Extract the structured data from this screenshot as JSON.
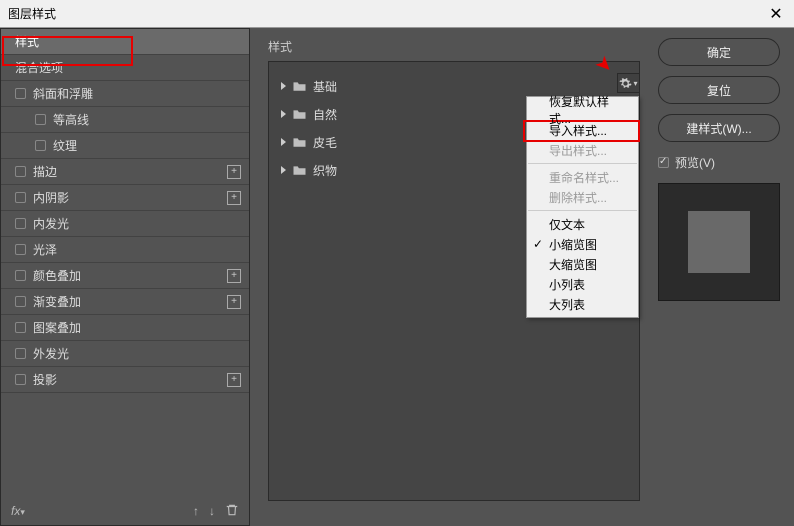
{
  "dialog": {
    "title": "图层样式",
    "close": "✕"
  },
  "left": {
    "header": "样式",
    "blending": "混合选项",
    "bevel": "斜面和浮雕",
    "contour": "等高线",
    "texture": "纹理",
    "stroke": "描边",
    "innerShadow": "内阴影",
    "innerGlow": "内发光",
    "satin": "光泽",
    "colorOverlay": "颜色叠加",
    "gradientOverlay": "渐变叠加",
    "patternOverlay": "图案叠加",
    "outerGlow": "外发光",
    "dropShadow": "投影",
    "fx": "fx",
    "plus": "+"
  },
  "center": {
    "title": "样式",
    "folders": [
      "基础",
      "自然",
      "皮毛",
      "织物"
    ]
  },
  "menu": {
    "restore": "恢复默认样式...",
    "import": "导入样式...",
    "export": "导出样式...",
    "rename": "重命名样式...",
    "delete": "删除样式...",
    "textOnly": "仅文本",
    "smallThumb": "小缩览图",
    "largeThumb": "大缩览图",
    "smallList": "小列表",
    "largeList": "大列表"
  },
  "right": {
    "ok": "确定",
    "reset": "复位",
    "newStyle": "建样式(W)...",
    "preview": "预览(V)"
  }
}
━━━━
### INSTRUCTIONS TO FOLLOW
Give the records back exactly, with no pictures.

### EXERCISE RESULT
Extract the structured data from this screenshot as JSON.
{
  "dialog": {
    "title": "图层样式",
    "close": "✕"
  },
  "left": {
    "header": "样式",
    "blending": "混合选项",
    "bevel": "斜面和浮雕",
    "contour": "等高线",
    "texture": "纹理",
    "stroke": "描边",
    "innerShadow": "内阴影",
    "innerGlow": "内发光",
    "satin": "光泽",
    "colorOverlay": "颜色叠加",
    "gradientOverlay": "渐变叠加",
    "patternOverlay": "图案叠加",
    "outerGlow": "外发光",
    "dropShadow": "投影",
    "fx": "fx",
    "plus": "+"
  },
  "center": {
    "title": "样式",
    "folders": [
      "基础",
      "自然",
      "皮毛",
      "织物"
    ]
  },
  "menu": {
    "restore": "恢复默认样式...",
    "import": "导入样式...",
    "export": "导出样式...",
    "rename": "重命名样式...",
    "delete": "删除样式...",
    "textOnly": "仅文本",
    "smallThumb": "小缩览图",
    "largeThumb": "大缩览图",
    "smallList": "小列表",
    "largeList": "大列表"
  },
  "right": {
    "ok": "确定",
    "reset": "复位",
    "newStyle": "建样式(W)...",
    "preview": "预览(V)"
  }
}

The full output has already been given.